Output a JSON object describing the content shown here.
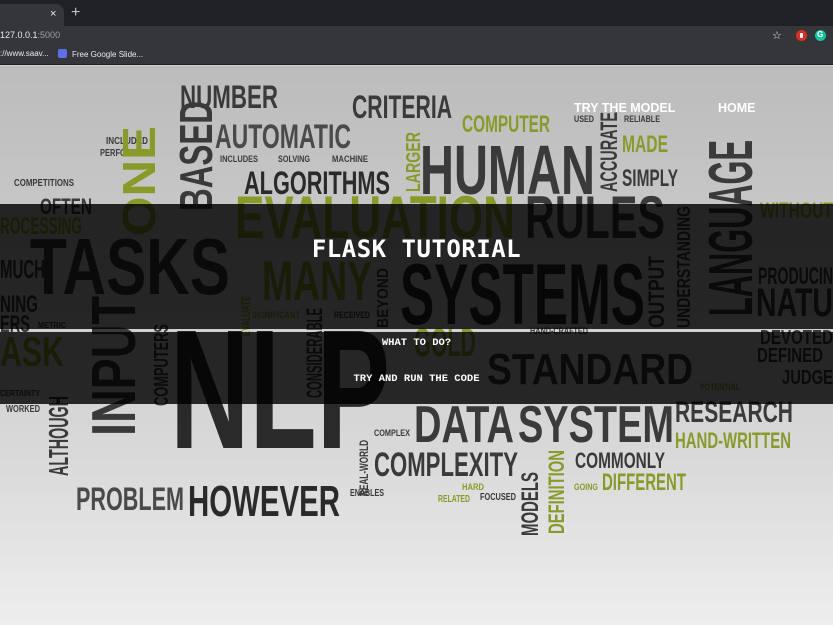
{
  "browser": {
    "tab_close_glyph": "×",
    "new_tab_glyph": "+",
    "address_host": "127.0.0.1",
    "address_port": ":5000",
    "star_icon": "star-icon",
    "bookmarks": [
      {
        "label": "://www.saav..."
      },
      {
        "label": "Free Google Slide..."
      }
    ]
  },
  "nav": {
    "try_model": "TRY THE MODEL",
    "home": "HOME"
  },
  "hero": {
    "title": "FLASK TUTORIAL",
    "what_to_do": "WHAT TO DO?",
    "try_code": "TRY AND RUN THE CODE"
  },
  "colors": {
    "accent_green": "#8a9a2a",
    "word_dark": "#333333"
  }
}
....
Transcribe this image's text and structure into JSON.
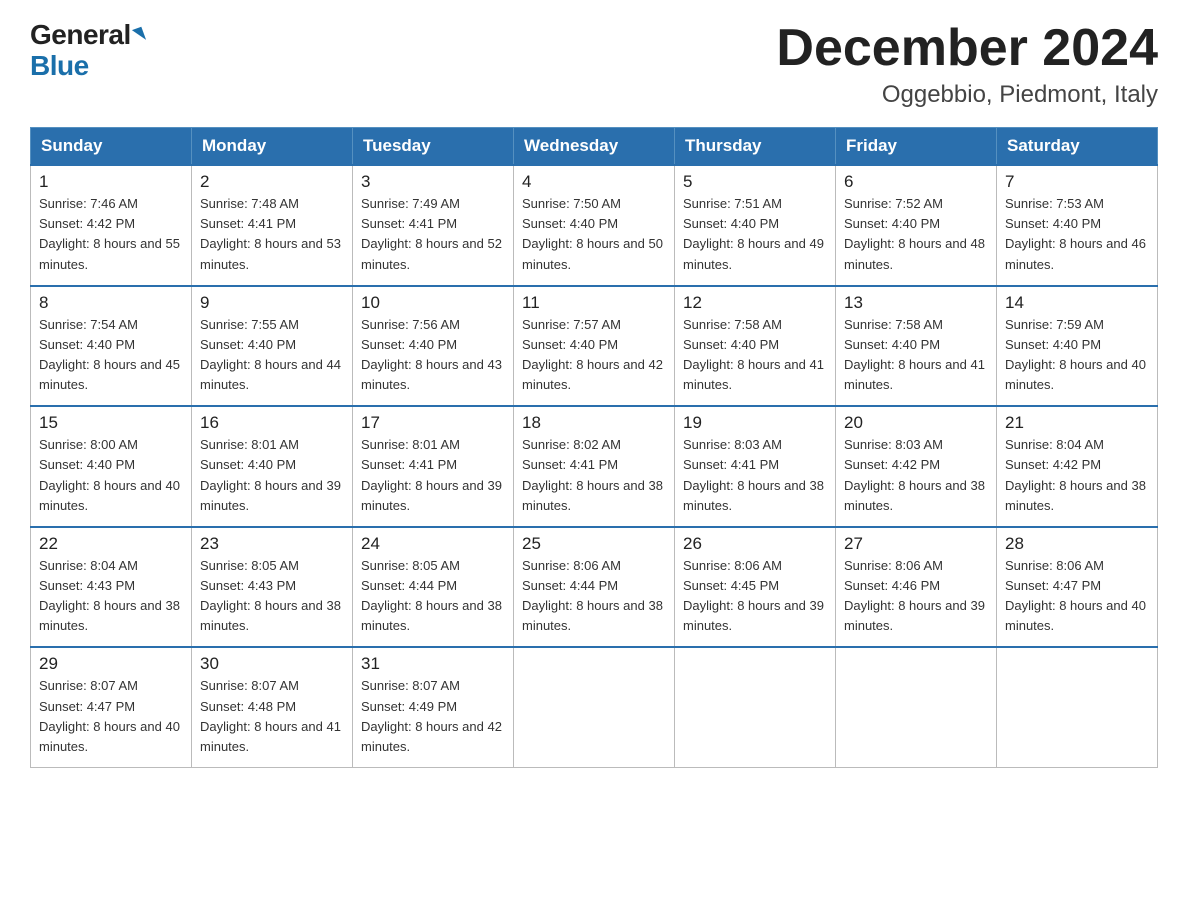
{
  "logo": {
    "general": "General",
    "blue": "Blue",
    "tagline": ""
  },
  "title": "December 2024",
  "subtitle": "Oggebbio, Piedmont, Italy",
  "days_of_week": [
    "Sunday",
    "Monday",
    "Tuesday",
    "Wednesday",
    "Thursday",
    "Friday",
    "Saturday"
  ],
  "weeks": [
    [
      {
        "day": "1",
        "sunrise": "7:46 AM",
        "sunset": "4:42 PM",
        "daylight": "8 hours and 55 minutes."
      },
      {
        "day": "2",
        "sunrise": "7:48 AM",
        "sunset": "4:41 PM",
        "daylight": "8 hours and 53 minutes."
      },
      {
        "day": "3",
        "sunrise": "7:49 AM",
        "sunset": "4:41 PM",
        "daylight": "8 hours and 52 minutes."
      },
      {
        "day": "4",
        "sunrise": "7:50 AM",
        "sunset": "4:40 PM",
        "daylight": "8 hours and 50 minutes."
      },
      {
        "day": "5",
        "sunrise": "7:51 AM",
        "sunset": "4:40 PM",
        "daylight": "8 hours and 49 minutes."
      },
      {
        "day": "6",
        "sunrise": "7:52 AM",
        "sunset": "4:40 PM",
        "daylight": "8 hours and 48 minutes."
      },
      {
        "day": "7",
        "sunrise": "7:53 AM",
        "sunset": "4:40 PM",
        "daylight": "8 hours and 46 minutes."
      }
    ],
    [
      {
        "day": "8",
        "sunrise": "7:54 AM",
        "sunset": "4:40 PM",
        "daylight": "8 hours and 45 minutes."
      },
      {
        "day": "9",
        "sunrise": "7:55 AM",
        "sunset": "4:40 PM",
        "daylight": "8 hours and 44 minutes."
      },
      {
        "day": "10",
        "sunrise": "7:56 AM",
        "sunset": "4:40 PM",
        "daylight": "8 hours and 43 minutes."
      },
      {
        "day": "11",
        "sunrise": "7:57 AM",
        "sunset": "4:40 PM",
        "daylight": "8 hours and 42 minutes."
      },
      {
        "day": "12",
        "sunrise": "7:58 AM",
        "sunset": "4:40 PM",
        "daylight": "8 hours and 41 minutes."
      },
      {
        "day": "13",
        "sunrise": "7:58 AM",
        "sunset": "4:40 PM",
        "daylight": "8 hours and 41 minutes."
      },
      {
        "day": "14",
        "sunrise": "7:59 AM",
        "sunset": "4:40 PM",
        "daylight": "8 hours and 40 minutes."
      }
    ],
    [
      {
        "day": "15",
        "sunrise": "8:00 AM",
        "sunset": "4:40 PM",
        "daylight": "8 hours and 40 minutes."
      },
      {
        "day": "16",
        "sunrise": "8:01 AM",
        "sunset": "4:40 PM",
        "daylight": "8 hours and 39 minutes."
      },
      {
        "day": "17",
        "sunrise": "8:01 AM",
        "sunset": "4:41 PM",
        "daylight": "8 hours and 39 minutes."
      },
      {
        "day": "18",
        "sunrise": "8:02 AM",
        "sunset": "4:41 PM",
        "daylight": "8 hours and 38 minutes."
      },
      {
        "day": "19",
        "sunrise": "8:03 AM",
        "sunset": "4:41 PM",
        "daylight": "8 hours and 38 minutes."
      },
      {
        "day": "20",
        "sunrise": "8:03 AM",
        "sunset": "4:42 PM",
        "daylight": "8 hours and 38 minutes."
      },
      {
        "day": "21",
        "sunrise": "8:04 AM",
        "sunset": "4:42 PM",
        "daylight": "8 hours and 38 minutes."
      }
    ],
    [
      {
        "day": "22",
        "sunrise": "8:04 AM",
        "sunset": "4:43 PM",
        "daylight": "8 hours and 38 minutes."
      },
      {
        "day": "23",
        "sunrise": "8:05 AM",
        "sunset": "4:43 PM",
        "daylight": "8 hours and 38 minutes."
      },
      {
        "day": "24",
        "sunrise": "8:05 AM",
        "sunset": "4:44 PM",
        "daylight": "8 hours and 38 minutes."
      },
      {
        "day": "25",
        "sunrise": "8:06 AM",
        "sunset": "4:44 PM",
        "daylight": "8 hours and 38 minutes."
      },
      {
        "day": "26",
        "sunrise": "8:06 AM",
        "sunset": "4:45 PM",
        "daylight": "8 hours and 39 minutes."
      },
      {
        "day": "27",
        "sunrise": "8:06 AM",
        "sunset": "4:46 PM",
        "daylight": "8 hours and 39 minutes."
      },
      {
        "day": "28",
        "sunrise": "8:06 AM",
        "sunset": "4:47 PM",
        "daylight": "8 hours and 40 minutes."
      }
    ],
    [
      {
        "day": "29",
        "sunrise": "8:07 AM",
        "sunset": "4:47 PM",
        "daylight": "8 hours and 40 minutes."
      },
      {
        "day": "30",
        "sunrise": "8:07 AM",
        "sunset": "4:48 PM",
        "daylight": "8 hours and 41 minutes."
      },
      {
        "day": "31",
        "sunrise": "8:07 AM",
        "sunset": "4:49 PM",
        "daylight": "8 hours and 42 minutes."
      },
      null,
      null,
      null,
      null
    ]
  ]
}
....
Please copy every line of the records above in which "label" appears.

- YOUR RESPONSE -
        "label": "://www.saav..."
        "label": "Free Google Slide..."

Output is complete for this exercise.